I follow a lot of art supply manufacturer pages on Facebook so I can keep up with new products they release or any potential sales or competitions. Recently I saw a post from Sennelier about a number of ‘sample packs’ they were releasing of some of their products, each of which contained 5-6 tubes of paint or sticks of pastels. I had sets of their soft pastels and oil pastels already but I though I might as well get the sample tin of their Artists’ oil paints.
Here’s the chart for the sample set.
Unfortunately Alizarin Crimson has been included in the set. This is disappointing since it’s well known now that this colour is very fugitive, so I don’t really understand why they put this in the test pack instead of some other magenta or rose colour, or even a permanent alternative to Alizarin Crimson. Other than that, the colour selection is quite well-balanced and you can mix just about anything from these five colours. This set contains 20ml tubes (the smallest ‘regular’ tubes Sennelier sells are 37ml) so even if you haven’t tried oils before, it’d be a good way to see if you like the medium without spending too much money.
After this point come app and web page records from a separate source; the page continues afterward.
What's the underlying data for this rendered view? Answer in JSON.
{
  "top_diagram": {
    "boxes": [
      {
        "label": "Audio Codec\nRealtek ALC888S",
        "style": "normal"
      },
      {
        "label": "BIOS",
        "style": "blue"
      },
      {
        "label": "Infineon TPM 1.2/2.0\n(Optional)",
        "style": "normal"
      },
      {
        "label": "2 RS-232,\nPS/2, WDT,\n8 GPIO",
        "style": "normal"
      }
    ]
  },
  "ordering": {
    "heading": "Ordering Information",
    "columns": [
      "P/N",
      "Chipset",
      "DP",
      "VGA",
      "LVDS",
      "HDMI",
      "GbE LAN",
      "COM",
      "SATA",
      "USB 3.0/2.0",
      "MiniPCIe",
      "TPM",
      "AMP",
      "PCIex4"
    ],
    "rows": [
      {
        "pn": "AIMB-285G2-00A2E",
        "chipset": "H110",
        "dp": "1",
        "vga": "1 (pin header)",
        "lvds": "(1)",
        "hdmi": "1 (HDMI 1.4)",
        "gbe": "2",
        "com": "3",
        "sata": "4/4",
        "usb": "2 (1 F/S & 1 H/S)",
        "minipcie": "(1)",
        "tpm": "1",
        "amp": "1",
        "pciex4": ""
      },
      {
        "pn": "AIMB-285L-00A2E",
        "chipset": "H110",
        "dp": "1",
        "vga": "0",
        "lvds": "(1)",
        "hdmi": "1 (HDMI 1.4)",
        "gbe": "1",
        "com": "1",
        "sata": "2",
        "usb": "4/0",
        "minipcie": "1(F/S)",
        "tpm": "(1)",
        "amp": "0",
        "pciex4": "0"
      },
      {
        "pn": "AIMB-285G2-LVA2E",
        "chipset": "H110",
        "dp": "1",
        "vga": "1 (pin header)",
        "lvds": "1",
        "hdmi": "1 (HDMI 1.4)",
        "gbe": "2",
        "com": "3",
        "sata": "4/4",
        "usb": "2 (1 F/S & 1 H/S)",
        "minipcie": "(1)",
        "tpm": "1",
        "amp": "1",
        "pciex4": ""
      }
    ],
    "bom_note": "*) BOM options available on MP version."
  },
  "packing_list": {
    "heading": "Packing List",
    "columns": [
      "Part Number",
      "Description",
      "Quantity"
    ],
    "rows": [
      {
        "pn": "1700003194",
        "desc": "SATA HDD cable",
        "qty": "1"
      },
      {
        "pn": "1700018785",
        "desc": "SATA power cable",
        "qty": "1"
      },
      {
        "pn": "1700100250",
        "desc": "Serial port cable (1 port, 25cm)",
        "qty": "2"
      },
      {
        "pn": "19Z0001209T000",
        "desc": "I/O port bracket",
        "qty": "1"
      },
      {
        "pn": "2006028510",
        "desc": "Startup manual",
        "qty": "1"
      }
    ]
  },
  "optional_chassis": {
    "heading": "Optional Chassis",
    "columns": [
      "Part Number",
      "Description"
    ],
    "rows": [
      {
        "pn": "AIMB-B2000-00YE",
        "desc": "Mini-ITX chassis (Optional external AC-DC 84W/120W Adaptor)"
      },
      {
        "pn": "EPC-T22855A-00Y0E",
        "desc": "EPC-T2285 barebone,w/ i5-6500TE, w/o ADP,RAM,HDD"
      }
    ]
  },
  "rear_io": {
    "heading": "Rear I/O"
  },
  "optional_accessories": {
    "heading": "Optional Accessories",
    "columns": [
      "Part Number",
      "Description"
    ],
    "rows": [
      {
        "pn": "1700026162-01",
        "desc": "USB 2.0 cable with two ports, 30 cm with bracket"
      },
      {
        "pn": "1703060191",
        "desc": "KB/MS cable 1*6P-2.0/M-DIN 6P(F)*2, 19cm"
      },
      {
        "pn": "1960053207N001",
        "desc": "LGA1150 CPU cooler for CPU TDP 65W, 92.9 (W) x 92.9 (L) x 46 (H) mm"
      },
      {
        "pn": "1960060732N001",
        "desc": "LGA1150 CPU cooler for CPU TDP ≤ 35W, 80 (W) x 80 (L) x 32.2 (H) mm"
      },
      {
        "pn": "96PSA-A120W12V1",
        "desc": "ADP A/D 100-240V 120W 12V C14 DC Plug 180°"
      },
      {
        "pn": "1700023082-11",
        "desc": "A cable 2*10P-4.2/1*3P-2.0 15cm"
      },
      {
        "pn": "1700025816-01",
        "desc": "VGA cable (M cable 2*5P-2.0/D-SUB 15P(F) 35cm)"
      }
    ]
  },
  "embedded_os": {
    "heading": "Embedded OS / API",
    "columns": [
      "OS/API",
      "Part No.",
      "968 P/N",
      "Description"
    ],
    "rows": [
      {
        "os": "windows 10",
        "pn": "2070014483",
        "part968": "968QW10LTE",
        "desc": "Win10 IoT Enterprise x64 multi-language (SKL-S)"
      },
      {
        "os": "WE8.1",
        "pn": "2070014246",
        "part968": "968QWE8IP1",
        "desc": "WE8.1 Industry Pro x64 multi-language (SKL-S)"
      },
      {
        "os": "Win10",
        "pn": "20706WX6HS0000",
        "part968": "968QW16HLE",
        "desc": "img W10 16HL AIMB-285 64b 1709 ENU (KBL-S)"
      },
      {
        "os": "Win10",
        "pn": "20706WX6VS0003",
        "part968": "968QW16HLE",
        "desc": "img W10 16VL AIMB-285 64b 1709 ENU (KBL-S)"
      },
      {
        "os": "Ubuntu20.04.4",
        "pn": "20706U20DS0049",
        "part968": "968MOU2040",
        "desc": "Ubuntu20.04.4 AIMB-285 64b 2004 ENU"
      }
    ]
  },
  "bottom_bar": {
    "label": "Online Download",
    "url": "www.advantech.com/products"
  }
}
As one would expect from an artist grade brand, the Sennelier oil paints are highly pigmented, like their oil paint sticks. The paints are quite thick and buttery and retain brush strokes or knife marks, so you can get some good textural results if you use them straight out of the tube. Most of the colours were touch dry after a couple of days, but the Alizarin Crimson swatch on the chart took a few days longer (I think that some pigments take longer to try in general in oil paint form, for whatever reason).
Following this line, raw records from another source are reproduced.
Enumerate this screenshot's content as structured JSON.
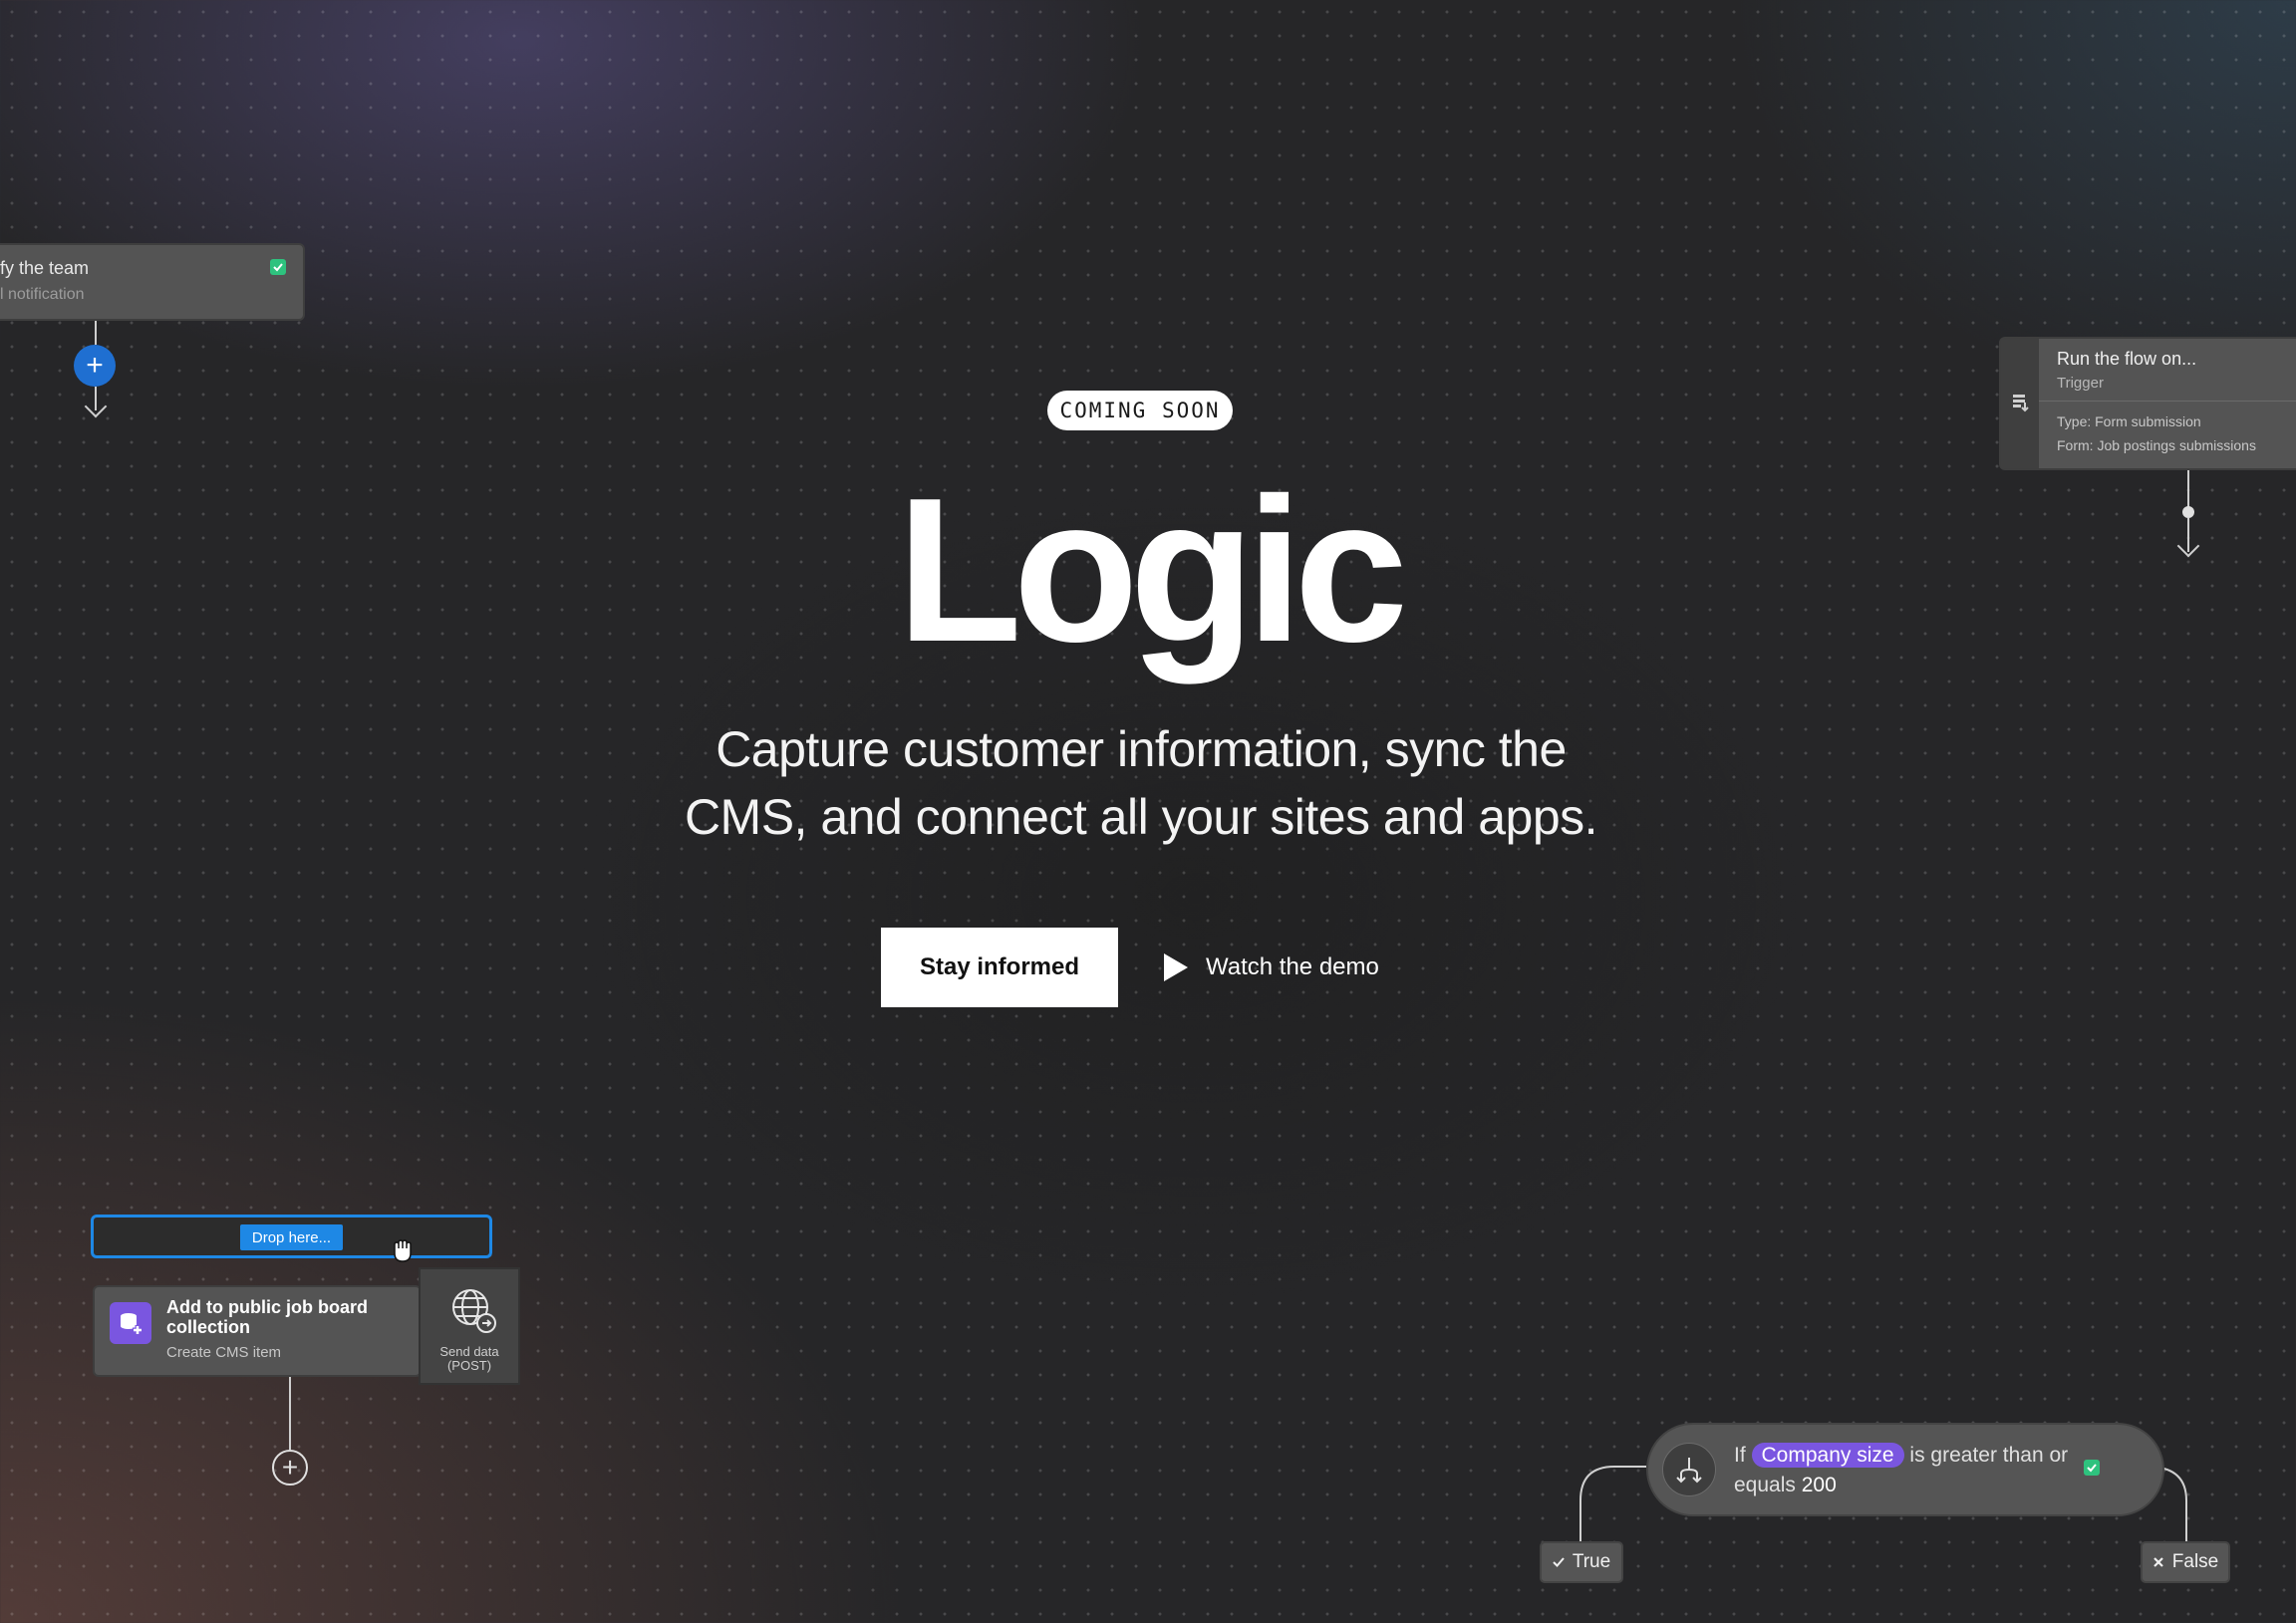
{
  "hero": {
    "badge": "COMING SOON",
    "title": "Logic",
    "subtitle_line1": "Capture customer information, sync the",
    "subtitle_line2": "CMS, and connect all your sites and apps.",
    "primary_button": "Stay informed",
    "demo_button": "Watch the demo"
  },
  "nodes": {
    "notify": {
      "title": "fy the team",
      "subtitle": "l notification"
    },
    "trigger": {
      "title": "Run the flow on...",
      "subtitle": "Trigger",
      "type_line": "Type: Form submission",
      "form_line": "Form: Job postings submissions"
    },
    "drop_zone": {
      "label": "Drop here..."
    },
    "job": {
      "title": "Add to public job board collection",
      "subtitle": "Create CMS item"
    },
    "send": {
      "label": "Send data (POST)"
    },
    "condition": {
      "prefix": "If",
      "field": "Company size",
      "operator": "is greater than or equals",
      "value": "200"
    },
    "true_label": "True",
    "false_label": "False"
  },
  "colors": {
    "accent_blue": "#1e88e5",
    "check_green": "#2ec27e",
    "chip_purple": "#7a56e0"
  }
}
If you buy Sennelier oil paints in Australia, you’ll find they’re in the higher price range (just under Winsor & Newton’s Artists’ oils at $13.50), but if you buy from a UK retailer (eg. Jackson’s), they’re in the low-mid price range compared to other oil paints. For most Australian artists, there’s probably no reason to buy these over any of the other paints available for a lower price, but I’d assume they’re more competitively priced in America or Europe.
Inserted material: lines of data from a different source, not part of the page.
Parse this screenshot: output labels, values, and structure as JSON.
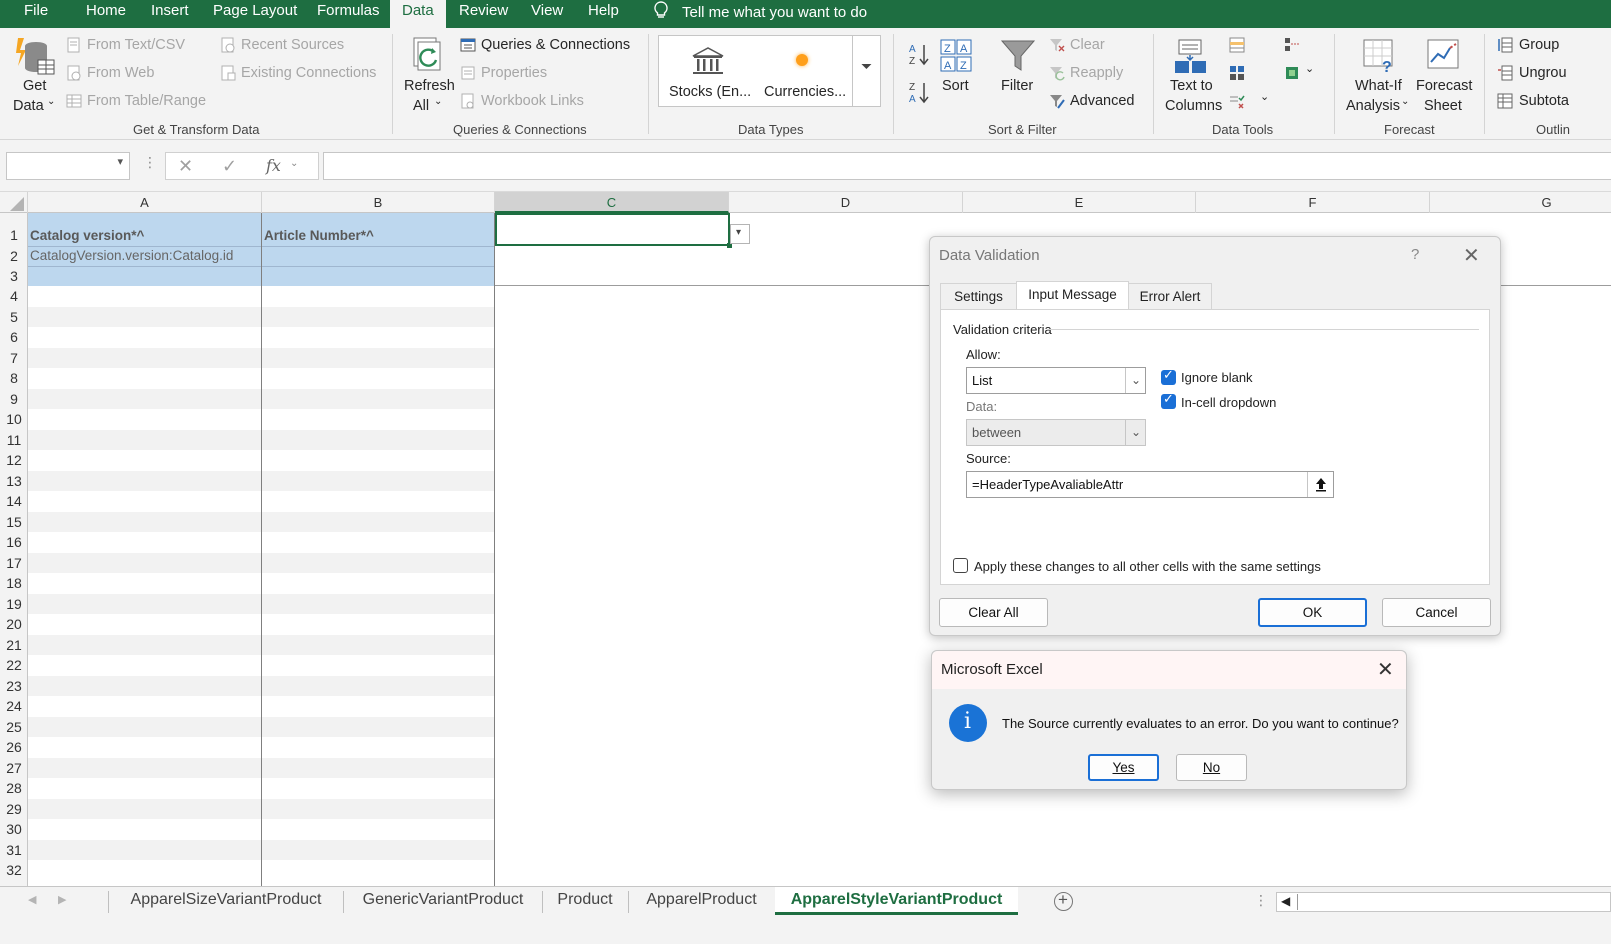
{
  "menu": {
    "tabs": [
      "File",
      "Home",
      "Insert",
      "Page Layout",
      "Formulas",
      "Data",
      "Review",
      "View",
      "Help"
    ],
    "active": "Data",
    "tell_me": "Tell me what you want to do"
  },
  "ribbon": {
    "get_transform": {
      "get_data": [
        "Get",
        "Data"
      ],
      "from_text_csv": "From Text/CSV",
      "from_web": "From Web",
      "from_table_range": "From Table/Range",
      "recent_sources": "Recent Sources",
      "existing_connections": "Existing Connections",
      "label": "Get & Transform Data"
    },
    "queries": {
      "refresh_all": [
        "Refresh",
        "All"
      ],
      "queries_connections": "Queries & Connections",
      "properties": "Properties",
      "workbook_links": "Workbook Links",
      "label": "Queries & Connections"
    },
    "data_types": {
      "stocks": "Stocks (En...",
      "currencies": "Currencies...",
      "label": "Data Types"
    },
    "sort_filter": {
      "sort": "Sort",
      "filter": "Filter",
      "clear": "Clear",
      "reapply": "Reapply",
      "advanced": "Advanced",
      "label": "Sort & Filter"
    },
    "data_tools": {
      "text_to_columns": [
        "Text to",
        "Columns"
      ],
      "label": "Data Tools"
    },
    "forecast": {
      "what_if": [
        "What-If",
        "Analysis"
      ],
      "forecast_sheet": [
        "Forecast",
        "Sheet"
      ],
      "label": "Forecast"
    },
    "outline": {
      "group": "Group",
      "ungroup": "Ungrou",
      "subtotal": "Subtota",
      "label": "Outlin"
    }
  },
  "formula_bar": {
    "name_box": "",
    "formula": "",
    "fx": "fx"
  },
  "grid": {
    "columns": [
      "A",
      "B",
      "C",
      "D",
      "E",
      "F",
      "G"
    ],
    "selected_column": "C",
    "rows": [
      "1",
      "2",
      "3",
      "4",
      "5",
      "6",
      "7",
      "8",
      "9",
      "10",
      "11",
      "12",
      "13",
      "14",
      "15",
      "16",
      "17",
      "18",
      "19",
      "20",
      "21",
      "22",
      "23",
      "24",
      "25",
      "26",
      "27",
      "28",
      "29",
      "30",
      "31",
      "32"
    ],
    "cells": {
      "A1": "Catalog version*^",
      "B1": "Article Number*^",
      "A2": "CatalogVersion.version:Catalog.id"
    }
  },
  "sheets": {
    "tabs": [
      "ApparelSizeVariantProduct",
      "GenericVariantProduct",
      "Product",
      "ApparelProduct",
      "ApparelStyleVariantProduct"
    ],
    "active": "ApparelStyleVariantProduct"
  },
  "data_validation": {
    "title": "Data Validation",
    "help": "?",
    "tabs": [
      "Settings",
      "Input Message",
      "Error Alert"
    ],
    "active_tab": "Input Message",
    "section": "Validation criteria",
    "allow_label": "Allow:",
    "allow_value": "List",
    "data_label": "Data:",
    "data_value": "between",
    "ignore_blank": "Ignore blank",
    "ignore_blank_checked": true,
    "in_cell_dropdown": "In-cell dropdown",
    "in_cell_dropdown_checked": true,
    "source_label": "Source:",
    "source_value": "=HeaderTypeAvaliableAttr",
    "apply_all": "Apply these changes to all other cells with the same settings",
    "apply_all_checked": false,
    "clear_all": "Clear All",
    "ok": "OK",
    "cancel": "Cancel"
  },
  "message_box": {
    "title": "Microsoft Excel",
    "message": "The Source currently evaluates to an error. Do you want to continue?",
    "yes": "Yes",
    "no": "No",
    "icon": "info-icon"
  },
  "colors": {
    "excel_green": "#1e6e41",
    "header_fill": "#bdd7ee",
    "checkbox_blue": "#1a6fd6",
    "ribbon_bg": "#f3f3f3"
  }
}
Here’s the pansy I painted using the Sennelier oil paints.
Sennelier Artists’ oils are a high quality oil paint and readily available in many art supply stores, though Australians shopping locally may be put off by the relatively high price here. Unfortunately the sample set contains a fugitive colour, but the tin is still a reasonably inexpensive way to try these oils if you want to. Whether they are cost effective will depend on where you live, but if they are on sale in your local art supply shop, you won’t go too far wrong if you pick up a tube or two to try.